The Countess of Wessex in India

On International Women's Day this year, The Countess formally pledged her support to champion the UK’s efforts in the Women, Peace and Security agenda (WPS) and the Preventing Sexual Violence in Conflict Initiative (PSVI).

Her Royal Highness spoke about her experience at the UN Commission on the Status of Women in New York and heard how India is engaging in this area.

The Countess of Wessex in India

Her Royal Highness later attended a UN Peacekeeping discussion at the Manekshaw Centre. The Countess heard from officers training Indian troops for UN Peacekeeping operations and from women peacekeepers who have been on active deployment to countries including Lebanon, South Sudan and the Democratic Republic of Congo. The Countess was told about the efforts India is making in getting women into peacekeeping roles and tackling the barriers around this and Her Royal Highness heard first-hand from the women peacekeepers about their training and successful deployments and about some of the challenges they face on the ground and in their roles. The meeting gave the opportunity to explore how the UK and India could work more collaboratively in engaging more women in conflict resolution. 

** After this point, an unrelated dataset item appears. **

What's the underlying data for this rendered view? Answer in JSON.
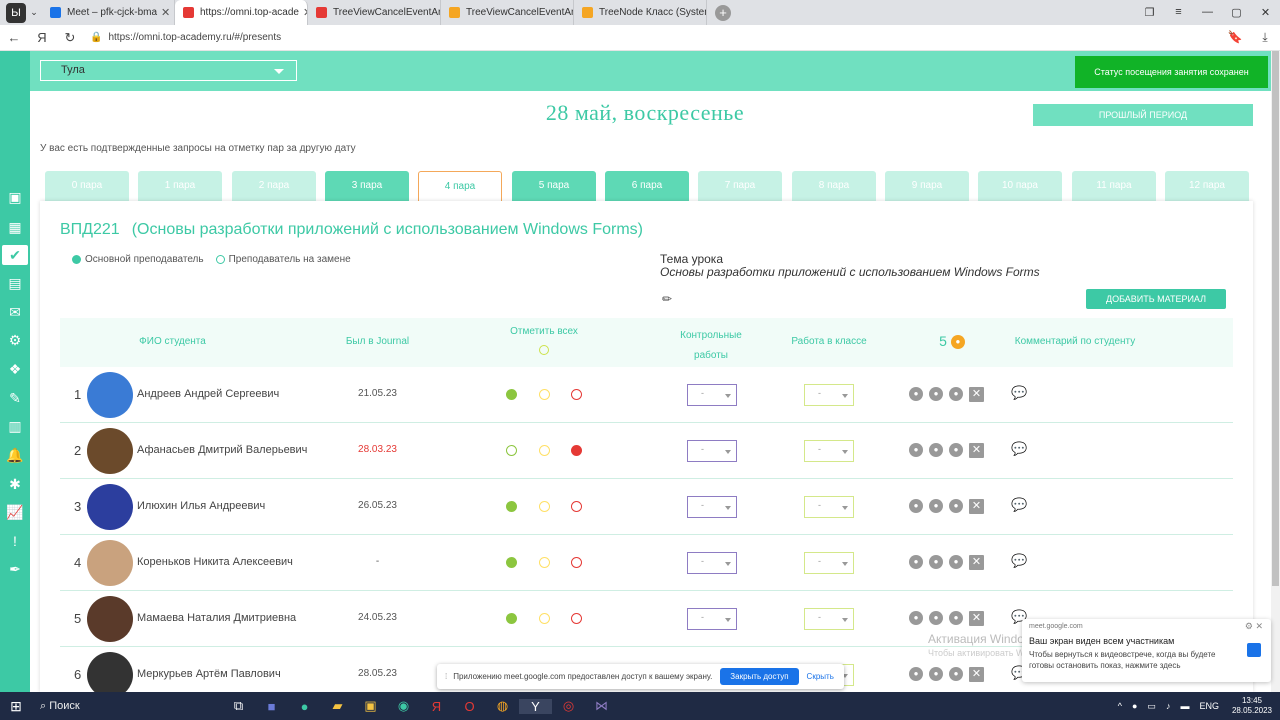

In the evening, The Countess joined the British High Commissioner at a reception to celebrate the collaborative efforts to advance eye health in India. The Countess gave a speech in which Her Royal Highness reflected on the progress achieved by The Queen Elizabeth Diamond Jubilee Trust and Her Royal Highness encouraged efforts to continue and be up-scaled, to ensure that vision is brought to everyone, everywhere. The reception recognised the ambition to create a Vision Catalyst Fund driven by public and private sector organisations who are coming together to accelerate health systems change and to expand universal eye health coverage across the globe.

Day 5

The Countess of Wessex began the last day of #RoyalVisitIndia at Sarvodaya Kanya Vidhylaya School, where Her Royal Highness joined students in classrooms to see lessons and hear about their daily activities. The Countess chatted with students about the Happiness curriculum, which uses mindfulness and storytelling to stimulate good mental health and promote greater tolerance and confidence for the young people. Her Royal Highness also heard about the Entrepreneurship programme which nurtures students’ creativity, problem solving and communication skills to help them to reach their full potential and the Changing Minds, Changing Moves gender discussion class - a project which aims to address gender inequalities using integrated dance and sports sessions as a creative medium. The Countess joined all of the students in the auditorium to watch a cultural dance performance.

In the afternoon, The Countess was driven on a short tour around New Delhi by Women on Wheels, a Delhi initiative which empowers young women from disadvantaged communities to become professional drivers to enable them to have better employment opportunities. The Countess also visit Gandhi Smriti, the national memorial to Mahatma Gandhi, where Her Royal Highness had a short tour to learn about his life and legacy and paid her respects at his memorial. 

In the evening, to conclude #RoyalVisitIndia, The Countess attended a reception celebrating remarkable women making their mark on Indian society. Guests included Indian women from business, politics, law, NGOs, culture and sport.